=== EXERCISE DESCRIPTION ===
Your response should contain each line of the data that includes "screenshot".

[Records drawn from a dataset]
....

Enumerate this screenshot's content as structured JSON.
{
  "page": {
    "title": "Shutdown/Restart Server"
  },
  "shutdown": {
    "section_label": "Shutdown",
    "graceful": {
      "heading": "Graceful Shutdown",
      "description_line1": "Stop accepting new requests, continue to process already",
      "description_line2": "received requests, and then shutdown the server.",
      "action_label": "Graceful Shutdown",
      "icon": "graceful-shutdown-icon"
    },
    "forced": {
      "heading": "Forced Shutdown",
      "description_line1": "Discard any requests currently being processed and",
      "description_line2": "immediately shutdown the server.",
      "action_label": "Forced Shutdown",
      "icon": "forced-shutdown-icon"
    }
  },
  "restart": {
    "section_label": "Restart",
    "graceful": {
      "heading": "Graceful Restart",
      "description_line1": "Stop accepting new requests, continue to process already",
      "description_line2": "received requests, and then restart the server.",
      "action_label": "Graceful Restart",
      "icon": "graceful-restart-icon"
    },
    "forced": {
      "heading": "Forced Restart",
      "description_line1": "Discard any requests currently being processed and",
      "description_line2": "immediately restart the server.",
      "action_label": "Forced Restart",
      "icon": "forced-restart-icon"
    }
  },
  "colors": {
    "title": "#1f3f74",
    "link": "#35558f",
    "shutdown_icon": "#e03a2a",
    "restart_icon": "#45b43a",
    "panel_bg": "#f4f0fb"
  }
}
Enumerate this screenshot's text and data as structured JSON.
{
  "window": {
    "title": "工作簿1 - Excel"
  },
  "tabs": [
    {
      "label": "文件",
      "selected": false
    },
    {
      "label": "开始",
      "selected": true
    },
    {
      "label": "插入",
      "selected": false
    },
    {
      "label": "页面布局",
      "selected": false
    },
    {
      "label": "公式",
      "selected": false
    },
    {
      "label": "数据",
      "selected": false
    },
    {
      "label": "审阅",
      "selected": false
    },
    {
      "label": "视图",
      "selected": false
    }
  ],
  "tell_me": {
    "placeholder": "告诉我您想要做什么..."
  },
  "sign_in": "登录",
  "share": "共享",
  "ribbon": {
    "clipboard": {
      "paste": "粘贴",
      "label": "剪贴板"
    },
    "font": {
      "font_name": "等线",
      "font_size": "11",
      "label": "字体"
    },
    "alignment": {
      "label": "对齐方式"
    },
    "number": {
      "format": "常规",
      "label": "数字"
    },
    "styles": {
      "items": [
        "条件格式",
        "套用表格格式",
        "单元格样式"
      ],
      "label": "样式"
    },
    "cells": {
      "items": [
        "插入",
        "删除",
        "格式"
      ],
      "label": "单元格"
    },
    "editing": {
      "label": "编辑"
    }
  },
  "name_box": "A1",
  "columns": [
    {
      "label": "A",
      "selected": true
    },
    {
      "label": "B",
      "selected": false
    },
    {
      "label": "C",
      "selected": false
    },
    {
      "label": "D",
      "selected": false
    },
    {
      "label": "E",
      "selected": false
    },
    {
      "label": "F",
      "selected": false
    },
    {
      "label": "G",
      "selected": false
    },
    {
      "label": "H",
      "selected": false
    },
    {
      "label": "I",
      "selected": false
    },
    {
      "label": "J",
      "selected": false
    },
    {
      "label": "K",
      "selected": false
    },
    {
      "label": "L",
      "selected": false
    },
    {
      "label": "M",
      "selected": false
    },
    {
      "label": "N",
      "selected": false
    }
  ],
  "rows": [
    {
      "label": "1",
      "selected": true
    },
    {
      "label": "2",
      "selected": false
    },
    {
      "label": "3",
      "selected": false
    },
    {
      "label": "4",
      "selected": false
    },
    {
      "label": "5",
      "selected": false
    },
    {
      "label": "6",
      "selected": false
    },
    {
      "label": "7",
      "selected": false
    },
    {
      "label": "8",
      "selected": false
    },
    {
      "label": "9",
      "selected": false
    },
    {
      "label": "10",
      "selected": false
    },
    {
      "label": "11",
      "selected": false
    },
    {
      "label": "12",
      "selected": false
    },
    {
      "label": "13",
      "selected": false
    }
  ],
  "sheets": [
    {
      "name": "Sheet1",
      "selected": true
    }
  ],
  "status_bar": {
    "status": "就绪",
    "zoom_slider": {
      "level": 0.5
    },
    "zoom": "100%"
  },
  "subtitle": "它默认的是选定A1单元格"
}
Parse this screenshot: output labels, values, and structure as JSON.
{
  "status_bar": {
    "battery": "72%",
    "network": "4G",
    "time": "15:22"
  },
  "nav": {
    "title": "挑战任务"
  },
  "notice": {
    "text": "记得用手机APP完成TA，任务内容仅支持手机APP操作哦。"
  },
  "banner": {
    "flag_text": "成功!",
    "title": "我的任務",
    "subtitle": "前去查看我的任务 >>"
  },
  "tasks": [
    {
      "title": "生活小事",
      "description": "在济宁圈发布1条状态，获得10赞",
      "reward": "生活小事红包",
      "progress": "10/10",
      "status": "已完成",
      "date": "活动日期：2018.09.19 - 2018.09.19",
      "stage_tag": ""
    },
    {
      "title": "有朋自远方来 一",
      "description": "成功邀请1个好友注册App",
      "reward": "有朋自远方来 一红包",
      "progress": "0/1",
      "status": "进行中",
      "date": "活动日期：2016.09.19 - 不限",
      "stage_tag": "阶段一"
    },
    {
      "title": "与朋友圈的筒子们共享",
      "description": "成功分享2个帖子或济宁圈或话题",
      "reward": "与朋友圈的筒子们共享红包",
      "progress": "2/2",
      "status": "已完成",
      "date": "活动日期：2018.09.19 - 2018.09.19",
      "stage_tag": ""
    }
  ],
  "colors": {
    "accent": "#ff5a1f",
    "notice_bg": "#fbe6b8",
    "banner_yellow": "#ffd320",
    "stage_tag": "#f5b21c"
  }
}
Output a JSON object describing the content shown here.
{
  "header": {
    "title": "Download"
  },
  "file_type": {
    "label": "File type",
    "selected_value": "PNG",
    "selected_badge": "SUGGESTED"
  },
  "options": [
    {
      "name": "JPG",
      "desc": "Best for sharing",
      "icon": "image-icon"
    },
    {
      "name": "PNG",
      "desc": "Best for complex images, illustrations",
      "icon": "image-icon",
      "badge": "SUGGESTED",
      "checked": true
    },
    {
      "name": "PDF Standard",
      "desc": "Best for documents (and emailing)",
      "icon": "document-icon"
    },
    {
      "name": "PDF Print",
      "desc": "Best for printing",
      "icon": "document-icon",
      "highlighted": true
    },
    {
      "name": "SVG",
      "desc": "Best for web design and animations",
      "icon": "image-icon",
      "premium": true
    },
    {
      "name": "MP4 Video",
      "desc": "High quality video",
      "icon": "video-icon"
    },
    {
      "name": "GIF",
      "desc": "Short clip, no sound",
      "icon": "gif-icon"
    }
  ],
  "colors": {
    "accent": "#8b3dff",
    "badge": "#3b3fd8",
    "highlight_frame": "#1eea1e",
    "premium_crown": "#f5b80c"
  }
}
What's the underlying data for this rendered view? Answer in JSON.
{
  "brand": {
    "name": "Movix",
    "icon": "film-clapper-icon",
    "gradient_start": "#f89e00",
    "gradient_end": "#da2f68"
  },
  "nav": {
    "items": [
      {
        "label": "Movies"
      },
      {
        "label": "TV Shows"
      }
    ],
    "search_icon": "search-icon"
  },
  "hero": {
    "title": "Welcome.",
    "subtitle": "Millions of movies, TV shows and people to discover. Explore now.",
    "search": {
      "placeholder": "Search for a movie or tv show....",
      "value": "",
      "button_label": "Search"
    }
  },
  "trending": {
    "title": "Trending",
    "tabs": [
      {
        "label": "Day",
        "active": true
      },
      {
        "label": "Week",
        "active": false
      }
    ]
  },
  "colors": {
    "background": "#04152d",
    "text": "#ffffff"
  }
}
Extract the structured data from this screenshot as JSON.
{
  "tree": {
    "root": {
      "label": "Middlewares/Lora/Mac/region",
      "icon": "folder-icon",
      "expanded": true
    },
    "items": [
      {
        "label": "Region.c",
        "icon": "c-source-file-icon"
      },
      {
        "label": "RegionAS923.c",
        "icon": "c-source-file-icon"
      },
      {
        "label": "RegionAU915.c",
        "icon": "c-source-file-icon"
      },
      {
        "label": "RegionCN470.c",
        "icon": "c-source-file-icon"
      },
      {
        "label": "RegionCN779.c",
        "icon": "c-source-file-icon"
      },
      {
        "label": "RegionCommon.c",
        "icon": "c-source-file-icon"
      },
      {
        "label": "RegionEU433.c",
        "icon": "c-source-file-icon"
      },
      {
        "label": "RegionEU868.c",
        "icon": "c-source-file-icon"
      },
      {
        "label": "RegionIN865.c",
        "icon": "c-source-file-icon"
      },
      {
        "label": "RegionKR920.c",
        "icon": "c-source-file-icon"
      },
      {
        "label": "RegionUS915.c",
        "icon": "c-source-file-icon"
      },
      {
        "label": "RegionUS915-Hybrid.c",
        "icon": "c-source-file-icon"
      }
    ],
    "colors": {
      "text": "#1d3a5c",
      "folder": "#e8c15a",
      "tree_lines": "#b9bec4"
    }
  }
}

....

=== OUTPUT OF THE TASK ===
Enumerate this screenshot's content as structured JSON.
Enumerate this screenshot's text and data as structured JSON.
Parse this screenshot: output labels, values, and structure as JSON.
Extract the structured data from this screenshot as JSON.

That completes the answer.